→ Task
Which lines of the data hold the word "true"? Copy all of them.

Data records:
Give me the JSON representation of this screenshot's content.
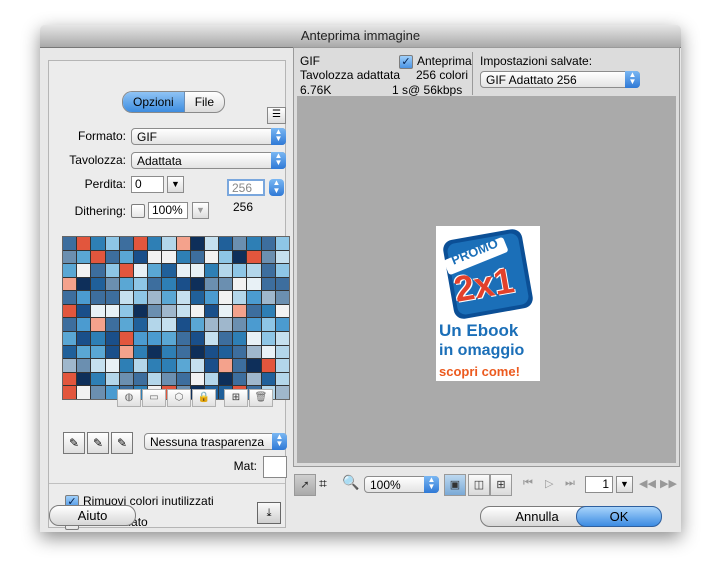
{
  "window": {
    "title": "Anteprima immagine"
  },
  "left": {
    "tabs": [
      "Opzioni",
      "File"
    ],
    "active_tab": "Opzioni",
    "menu_icon": "list-menu-icon",
    "format_label": "Formato:",
    "format_value": "GIF",
    "palette_label": "Tavolozza:",
    "palette_value": "Adattata",
    "loss_label": "Perdita:",
    "loss_value": "0",
    "colors_value": "256",
    "colors_count": "256",
    "dither_label": "Dithering:",
    "dither_value": "100%",
    "transparency_value": "Nessuna trasparenza",
    "mat_label": "Mat:",
    "remove_unused_label": "Rimuovi colori inutilizzati",
    "remove_unused_checked": true,
    "interlaced_label": "Interlacciato",
    "interlaced_checked": false,
    "help_button": "Aiuto",
    "palette_colors": [
      "#1a4f8a",
      "#2e7fb5",
      "#5aa7d4",
      "#8ec6e6",
      "#c5e0ef",
      "#e8f1f6",
      "#0e2f5a",
      "#3d6e9e",
      "#e2563d",
      "#f4a28c",
      "#6b8fb0",
      "#9fb7cc",
      "#20609a",
      "#4b9bd0",
      "#b3d6ea",
      "#f2f2f2"
    ]
  },
  "preview": {
    "format": "GIF",
    "palette": "Tavolozza adattata",
    "size": "6.76K",
    "preview_label": "Anteprima",
    "preview_checked": true,
    "colors": "256 colori",
    "speed": "1 s@ 56kbps",
    "saved_label": "Impostazioni salvate:",
    "saved_value": "GIF Adattato 256",
    "ad": {
      "promo": "PROMO",
      "big": "2x1",
      "line1": "Un Ebook",
      "line2": "in omaggio",
      "line3": "scopri come!"
    }
  },
  "toolbar": {
    "zoom": "100%",
    "frame": "1"
  },
  "buttons": {
    "cancel": "Annulla",
    "ok": "OK"
  },
  "colors": {
    "accent": "#3c8be2",
    "promo_blue": "#1b6fb8",
    "promo_red": "#e3412b",
    "ad_orange": "#ec5a1f"
  }
}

→ Response to this task
    "remove_unused_checked": true,
    "preview_checked": true,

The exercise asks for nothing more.